Picked up 2 Boneless Pork Butts weighing a total of 19.6 lbs @$1.55/lb for $30.38 at Cash & Carry. Not a bad price for boneless. Cut each in half and trimmed some of the excess fat. No need to leave more than ¼ inch or so since I believe it hampers the bark formation.
Rubbed the 5 lb Pork Butts with Annie’s Roasted Garlic Extra Virgin Olive Oil for the glue and Plowboys BBQ Bovine Bold. Wrapped the seasoned butts with Hot Cooking Bands made of high temp silicone to keep the boneless pork butts secure while cooking.
Wrapped 2 of them with plastic wrap and refrigerated overnight. Vacuum sealed the other 2 and into the freezer for future use.
Took the Pork Butts out of the fridge for half an hour while the MAK 2 Star Wood Pellet Smoker-Grill was preheating to 225ºF with Hickory wood BBQ pellets.
Smoked the butts for 2¼ hours at 230ºF with Hickory. Note the use of the cooking bands to keep the boneless butts in one piece. The Pork Butts started at an Internal Temperature (IT) of 42ºF and were at 100ºF at this stage.
Bumped the MAK 2 Star temperature to 375ºF until the IT reached 160ºF. Took 1½ hours to go from 100º to 160º. At this point let me stress the importance of relying on Internal Temperature when cooking everything. I only give times for planning purposes.
Removed the Pork Butts and double wrapped them with heavy duty foil before returning them to the 375ºF MAK 2 Star.
Keep the temperature probes in place in order to easily monitor the IT of the Pork Butts. Pull the Pork Butts when the IT reaches 200º – 205ºF.
Pulled the Pork Butts when the IT reached 204ºF. Started Pork Butts at 7:30am, removed them at 12:30 pm (5 hours). Since they were double wrapped in foil it made it easy to remove the probes, seal the Foil, wrap them in a Towel, and into the Cooler (FTC) for 4 hours.
After a 4 hour FTC the Pork Butt was still too hot to handle. Here you can see the great bark formation and juices to be used to mix back into the pulled pork. You’ll also note that the reusable cooking bands were none the worse for wear and they’re dishwasher safe. At this stage a total time of 9 hours has transpired versus the traditional 16 to 24 hours.
Here’s one of the two Pulled Pork Butts. Note the bark formation and smoke ring.
Here are both Pork Butts pulled and ready for consumption.
The Money $Shot$… Hickory Smoked Turbo Pulled Pork with a side of Cole Slaw and fresh homemade Pinto Beans …
Leftovers … 5 1½ lb bags vacuum sealed and into the freezer for great future grub …
The results were comparable to Pork Butts that normally take ~ 20+ hours except I didn’t lose any sleep.
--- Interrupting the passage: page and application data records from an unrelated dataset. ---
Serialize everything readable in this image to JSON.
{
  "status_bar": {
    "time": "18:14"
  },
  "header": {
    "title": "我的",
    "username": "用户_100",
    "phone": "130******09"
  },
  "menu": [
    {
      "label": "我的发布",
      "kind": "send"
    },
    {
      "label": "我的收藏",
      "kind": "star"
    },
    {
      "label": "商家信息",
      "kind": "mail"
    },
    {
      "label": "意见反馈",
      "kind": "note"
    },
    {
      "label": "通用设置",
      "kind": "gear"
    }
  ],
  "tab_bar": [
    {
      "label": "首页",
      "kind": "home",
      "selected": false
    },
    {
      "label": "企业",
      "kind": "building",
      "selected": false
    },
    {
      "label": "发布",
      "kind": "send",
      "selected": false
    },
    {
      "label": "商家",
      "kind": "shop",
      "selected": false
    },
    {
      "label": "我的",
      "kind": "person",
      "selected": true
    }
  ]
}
In my old age, I need all the beauty rest I can get! You can see from the photos that there was a nice bark on the butts after the 4 hour FTC and an ample amount of juices to mix back into the pulled pork. There was also a nice smoke ring. Overall it was just as good. It’s actually hard around here for me to find bone-in butts. Don’t know why. I also don’t think it makes much of a difference if you have the bone-in or boneless.